Special architectural and artistic features will be explored, including the restored murals created by acclaimed Chicago artist Louis Grell, whose paintings depict fairy tales. “I also also do group tours on request, subject to availability. We’ve had Scout troops, church groups, Red Hat Society, the Westmoreland Photographers Society — they come in to shoot all of the wonderful architectural points,” Baughman says.
“Like Art Linkletter used to say, ‘Kids say the darnedest things,’” she adds.
Younger visitors may wonder about how many hours went into the theater’s construction, Baughman says, or share that a sibling has taken the stage in a “Nutcracker” or Stage Right performance.
“We have never charged.
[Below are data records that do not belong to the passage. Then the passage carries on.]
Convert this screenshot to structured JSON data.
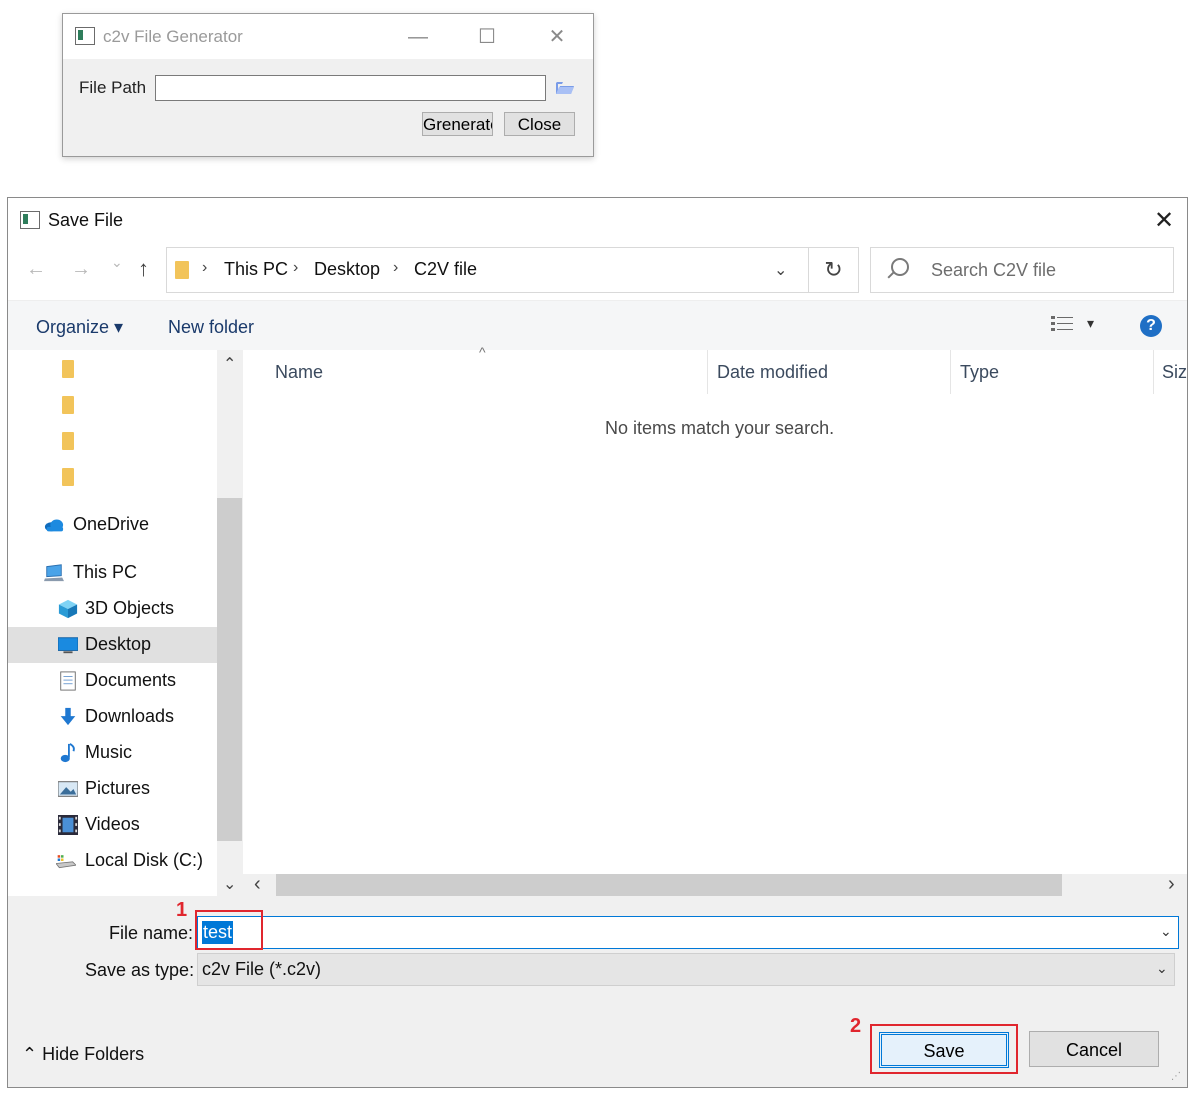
{
  "generator_window": {
    "title": "c2v File Generator",
    "icon": "app-icon",
    "minimize_glyph": "—",
    "maximize_glyph": "☐",
    "close_glyph": "✕",
    "file_path_label": "File Path",
    "file_path_value": "",
    "browse_icon": "folder-open-icon",
    "generate_label": "Grenerate",
    "close_label": "Close"
  },
  "save_dialog": {
    "title": "Save File",
    "close_glyph": "✕",
    "nav": {
      "back_glyph": "←",
      "forward_glyph": "→",
      "recent_glyph": "⌄",
      "up_glyph": "↑",
      "breadcrumbs": [
        "This PC",
        "Desktop",
        "C2V file"
      ],
      "separator": "›",
      "dropdown_glyph": "⌄",
      "refresh_glyph": "↻",
      "search_placeholder": "Search C2V file"
    },
    "toolbar": {
      "organize_label": "Organize ▾",
      "new_folder_label": "New folder",
      "view_dropdown_glyph": "▾",
      "help_glyph": "?"
    },
    "nav_pane": {
      "items": [
        {
          "label": "OneDrive",
          "icon": "onedrive-icon"
        },
        {
          "label": "This PC",
          "icon": "computer-icon"
        },
        {
          "label": "3D Objects",
          "icon": "cube-icon"
        },
        {
          "label": "Desktop",
          "icon": "desktop-icon",
          "selected": true
        },
        {
          "label": "Documents",
          "icon": "documents-icon"
        },
        {
          "label": "Downloads",
          "icon": "download-icon"
        },
        {
          "label": "Music",
          "icon": "music-icon"
        },
        {
          "label": "Pictures",
          "icon": "pictures-icon"
        },
        {
          "label": "Videos",
          "icon": "videos-icon"
        },
        {
          "label": "Local Disk (C:)",
          "icon": "disk-icon"
        }
      ],
      "scroll_up_glyph": "⌃",
      "scroll_down_glyph": "⌄"
    },
    "file_list": {
      "columns": [
        "Name",
        "Date modified",
        "Type",
        "Size"
      ],
      "sort_glyph": "^",
      "empty_message": "No items match your search.",
      "scroll_left_glyph": "‹",
      "scroll_right_glyph": "›"
    },
    "file_name_label": "File name:",
    "file_name_value": "test",
    "save_as_type_label": "Save as type:",
    "save_as_type_value": "c2v File (*.c2v)",
    "combo_glyph": "⌄",
    "hide_folders_label": "⌃  Hide Folders",
    "save_label": "Save",
    "cancel_label": "Cancel",
    "annotations": {
      "step1": "1",
      "step2": "2",
      "color": "#e0262e"
    }
  }
}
We want people to feel welcome to come. And maybe it helps them want to buy a ticket and come see a show. We get lot of first timers,” she says.
Tours include what Baughman calls “Tech 101,” when visitors learn about how things work on stage, from raising scenery to the color of lights.
“I get questions about how we get shows, how we price shows, how we put an offer together, ticket pricing,” she says. Visitors learn how costs including catering, limousine service, advertising, theater maintenance all affect ticket prices, along with a few interesting stories about performers.
Past and present
Baughman says doors will open at 9 a.m., and visitors can explore historical documents, photos and newspaper articles about the theater in the lobby prior to the tours.
The venue is ADA accessible, she adds.
“We’ve had a few weddings, some on stage, some in the mezzanine, some in Megan’s Suite. They are not as common as bridal and baby showers. We just booked a 16th birthday party, we’ve had anniversary and retirement parties,” Baughman says.
Mary Pickels is a Tribune-Review staff writer. You can contact Mary at 724-836-5401, [email protected] or via Twitter .